» **RECORDS SUPPLIED**:
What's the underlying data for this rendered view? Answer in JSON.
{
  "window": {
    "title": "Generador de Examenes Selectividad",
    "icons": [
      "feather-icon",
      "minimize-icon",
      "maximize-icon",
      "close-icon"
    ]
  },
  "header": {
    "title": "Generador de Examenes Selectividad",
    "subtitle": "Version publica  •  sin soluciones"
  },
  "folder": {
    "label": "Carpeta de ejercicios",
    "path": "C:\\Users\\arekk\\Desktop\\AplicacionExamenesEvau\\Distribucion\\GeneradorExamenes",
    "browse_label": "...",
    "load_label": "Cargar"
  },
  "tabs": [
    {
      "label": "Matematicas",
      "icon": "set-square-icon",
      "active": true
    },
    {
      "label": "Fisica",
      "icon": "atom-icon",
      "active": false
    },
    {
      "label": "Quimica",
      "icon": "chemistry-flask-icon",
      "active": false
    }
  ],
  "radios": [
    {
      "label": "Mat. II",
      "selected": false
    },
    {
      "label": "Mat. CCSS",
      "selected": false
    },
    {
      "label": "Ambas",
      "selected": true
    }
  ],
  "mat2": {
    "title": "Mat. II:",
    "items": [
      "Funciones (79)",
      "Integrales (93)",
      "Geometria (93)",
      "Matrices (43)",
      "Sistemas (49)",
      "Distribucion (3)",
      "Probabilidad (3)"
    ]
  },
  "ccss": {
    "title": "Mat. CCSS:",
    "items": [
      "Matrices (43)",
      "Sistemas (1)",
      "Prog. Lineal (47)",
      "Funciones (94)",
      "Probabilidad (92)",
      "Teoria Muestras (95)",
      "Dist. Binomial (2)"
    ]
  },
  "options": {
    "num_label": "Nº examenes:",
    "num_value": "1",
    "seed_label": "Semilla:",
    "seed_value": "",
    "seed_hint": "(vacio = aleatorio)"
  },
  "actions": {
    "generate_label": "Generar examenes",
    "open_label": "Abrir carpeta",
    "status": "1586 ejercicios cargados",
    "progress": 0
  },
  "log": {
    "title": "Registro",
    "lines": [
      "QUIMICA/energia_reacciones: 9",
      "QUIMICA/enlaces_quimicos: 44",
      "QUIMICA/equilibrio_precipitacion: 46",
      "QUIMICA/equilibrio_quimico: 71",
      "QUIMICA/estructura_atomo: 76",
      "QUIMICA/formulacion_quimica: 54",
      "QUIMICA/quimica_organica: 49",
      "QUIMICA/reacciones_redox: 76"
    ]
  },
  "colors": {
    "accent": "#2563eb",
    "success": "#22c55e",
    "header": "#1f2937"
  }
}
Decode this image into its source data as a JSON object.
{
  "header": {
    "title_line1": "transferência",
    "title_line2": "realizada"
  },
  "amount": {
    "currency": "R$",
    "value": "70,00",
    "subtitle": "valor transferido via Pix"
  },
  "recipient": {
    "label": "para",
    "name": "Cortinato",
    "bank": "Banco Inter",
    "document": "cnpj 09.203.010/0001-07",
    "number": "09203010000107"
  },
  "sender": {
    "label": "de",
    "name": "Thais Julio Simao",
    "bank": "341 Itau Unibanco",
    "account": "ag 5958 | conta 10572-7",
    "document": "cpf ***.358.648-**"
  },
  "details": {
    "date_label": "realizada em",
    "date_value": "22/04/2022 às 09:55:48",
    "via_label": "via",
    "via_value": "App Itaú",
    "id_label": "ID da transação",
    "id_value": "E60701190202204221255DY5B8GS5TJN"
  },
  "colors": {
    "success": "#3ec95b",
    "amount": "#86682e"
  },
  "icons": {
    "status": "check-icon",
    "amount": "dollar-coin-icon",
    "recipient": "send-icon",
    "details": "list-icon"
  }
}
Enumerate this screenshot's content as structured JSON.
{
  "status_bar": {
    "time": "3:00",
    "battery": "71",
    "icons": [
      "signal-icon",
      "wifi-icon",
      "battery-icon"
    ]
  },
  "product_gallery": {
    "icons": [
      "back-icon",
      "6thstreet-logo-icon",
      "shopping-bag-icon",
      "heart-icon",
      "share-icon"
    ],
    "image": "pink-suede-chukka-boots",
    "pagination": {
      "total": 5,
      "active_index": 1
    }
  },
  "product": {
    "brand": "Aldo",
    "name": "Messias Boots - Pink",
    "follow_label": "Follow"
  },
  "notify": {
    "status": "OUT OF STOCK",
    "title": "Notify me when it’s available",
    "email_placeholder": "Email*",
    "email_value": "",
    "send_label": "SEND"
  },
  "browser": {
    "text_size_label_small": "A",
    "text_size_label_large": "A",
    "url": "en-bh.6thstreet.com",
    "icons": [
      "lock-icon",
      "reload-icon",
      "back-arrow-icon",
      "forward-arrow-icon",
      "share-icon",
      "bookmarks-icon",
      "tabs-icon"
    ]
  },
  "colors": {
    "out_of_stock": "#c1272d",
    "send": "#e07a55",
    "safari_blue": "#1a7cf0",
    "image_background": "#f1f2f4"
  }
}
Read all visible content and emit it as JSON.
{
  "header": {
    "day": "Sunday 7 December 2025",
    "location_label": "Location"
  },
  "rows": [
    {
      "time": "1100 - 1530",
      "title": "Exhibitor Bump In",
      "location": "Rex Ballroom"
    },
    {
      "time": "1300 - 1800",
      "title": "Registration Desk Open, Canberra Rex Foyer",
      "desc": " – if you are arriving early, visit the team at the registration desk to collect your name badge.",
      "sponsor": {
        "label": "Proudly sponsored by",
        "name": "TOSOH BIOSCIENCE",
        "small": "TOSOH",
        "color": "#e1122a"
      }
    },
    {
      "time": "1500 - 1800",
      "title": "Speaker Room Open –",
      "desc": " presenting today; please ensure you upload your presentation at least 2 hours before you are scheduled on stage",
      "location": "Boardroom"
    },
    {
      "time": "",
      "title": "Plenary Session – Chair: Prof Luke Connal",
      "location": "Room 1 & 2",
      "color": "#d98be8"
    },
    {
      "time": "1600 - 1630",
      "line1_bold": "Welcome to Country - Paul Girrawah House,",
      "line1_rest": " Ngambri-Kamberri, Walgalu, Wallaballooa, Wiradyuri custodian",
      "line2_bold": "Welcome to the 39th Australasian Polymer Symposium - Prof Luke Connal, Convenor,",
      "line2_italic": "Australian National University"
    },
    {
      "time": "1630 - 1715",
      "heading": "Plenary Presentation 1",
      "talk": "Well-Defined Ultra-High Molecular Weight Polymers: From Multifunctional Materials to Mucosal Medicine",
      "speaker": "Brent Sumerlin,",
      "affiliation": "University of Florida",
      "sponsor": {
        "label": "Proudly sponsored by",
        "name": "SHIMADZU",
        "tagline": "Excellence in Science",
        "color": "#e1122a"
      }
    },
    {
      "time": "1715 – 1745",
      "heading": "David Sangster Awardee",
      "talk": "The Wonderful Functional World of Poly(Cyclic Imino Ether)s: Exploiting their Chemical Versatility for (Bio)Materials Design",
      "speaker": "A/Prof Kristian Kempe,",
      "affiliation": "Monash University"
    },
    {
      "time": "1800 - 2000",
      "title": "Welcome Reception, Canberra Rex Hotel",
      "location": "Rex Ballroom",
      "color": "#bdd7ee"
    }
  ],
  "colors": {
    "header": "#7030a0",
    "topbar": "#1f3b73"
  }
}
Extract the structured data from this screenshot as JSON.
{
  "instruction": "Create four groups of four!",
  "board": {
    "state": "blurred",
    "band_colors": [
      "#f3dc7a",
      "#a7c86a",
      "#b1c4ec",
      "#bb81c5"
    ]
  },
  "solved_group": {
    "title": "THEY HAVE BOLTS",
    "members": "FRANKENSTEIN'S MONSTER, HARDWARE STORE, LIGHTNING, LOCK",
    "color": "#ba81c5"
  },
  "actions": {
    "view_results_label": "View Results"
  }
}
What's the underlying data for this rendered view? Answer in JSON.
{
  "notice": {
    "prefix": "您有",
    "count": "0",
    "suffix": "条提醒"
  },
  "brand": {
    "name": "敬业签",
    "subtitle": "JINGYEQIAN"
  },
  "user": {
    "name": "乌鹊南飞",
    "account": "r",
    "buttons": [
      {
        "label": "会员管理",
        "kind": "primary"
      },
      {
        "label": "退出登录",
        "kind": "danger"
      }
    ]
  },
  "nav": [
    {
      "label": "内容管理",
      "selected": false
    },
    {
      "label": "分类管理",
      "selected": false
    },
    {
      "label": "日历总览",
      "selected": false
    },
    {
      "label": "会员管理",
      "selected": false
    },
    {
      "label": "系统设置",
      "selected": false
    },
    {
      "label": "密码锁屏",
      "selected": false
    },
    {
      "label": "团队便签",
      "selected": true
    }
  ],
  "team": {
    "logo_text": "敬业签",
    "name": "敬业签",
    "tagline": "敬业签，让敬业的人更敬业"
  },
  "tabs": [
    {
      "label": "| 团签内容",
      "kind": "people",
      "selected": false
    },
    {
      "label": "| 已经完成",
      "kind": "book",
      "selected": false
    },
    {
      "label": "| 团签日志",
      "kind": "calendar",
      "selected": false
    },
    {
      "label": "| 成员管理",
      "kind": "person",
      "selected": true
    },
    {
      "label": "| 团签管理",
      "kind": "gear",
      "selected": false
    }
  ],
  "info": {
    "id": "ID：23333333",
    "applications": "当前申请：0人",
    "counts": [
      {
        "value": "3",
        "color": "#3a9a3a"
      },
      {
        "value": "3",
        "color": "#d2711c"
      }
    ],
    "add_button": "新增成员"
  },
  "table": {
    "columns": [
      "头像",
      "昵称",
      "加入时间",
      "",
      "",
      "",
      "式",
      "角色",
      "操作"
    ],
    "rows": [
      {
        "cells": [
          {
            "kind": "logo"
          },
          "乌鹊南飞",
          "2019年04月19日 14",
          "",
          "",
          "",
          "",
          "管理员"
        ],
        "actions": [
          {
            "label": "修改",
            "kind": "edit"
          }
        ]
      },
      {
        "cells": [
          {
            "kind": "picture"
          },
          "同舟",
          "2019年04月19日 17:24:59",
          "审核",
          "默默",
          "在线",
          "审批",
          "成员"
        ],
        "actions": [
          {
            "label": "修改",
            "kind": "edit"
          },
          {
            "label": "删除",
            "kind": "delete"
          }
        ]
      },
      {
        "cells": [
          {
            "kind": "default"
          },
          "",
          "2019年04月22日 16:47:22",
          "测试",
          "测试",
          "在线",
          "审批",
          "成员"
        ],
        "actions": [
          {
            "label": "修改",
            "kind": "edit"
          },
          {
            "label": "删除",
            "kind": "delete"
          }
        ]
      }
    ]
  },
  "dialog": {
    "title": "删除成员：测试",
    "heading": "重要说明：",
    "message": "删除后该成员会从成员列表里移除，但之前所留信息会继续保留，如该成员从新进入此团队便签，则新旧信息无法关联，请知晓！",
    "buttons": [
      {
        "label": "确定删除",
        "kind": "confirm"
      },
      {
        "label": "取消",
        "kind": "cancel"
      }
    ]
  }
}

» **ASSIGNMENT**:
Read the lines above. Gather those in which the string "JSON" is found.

» **SOLUTION TO THIS PROBLEM**:
What's the underlying data for this rendered view? Answer in JSON.
Decode this image into its source data as a JSON object.
Enumerate this screenshot's content as structured JSON.
Read all visible content and emit it as JSON.
Extract the structured data from this screenshot as JSON.
What's the underlying data for this rendered view? Answer in JSON.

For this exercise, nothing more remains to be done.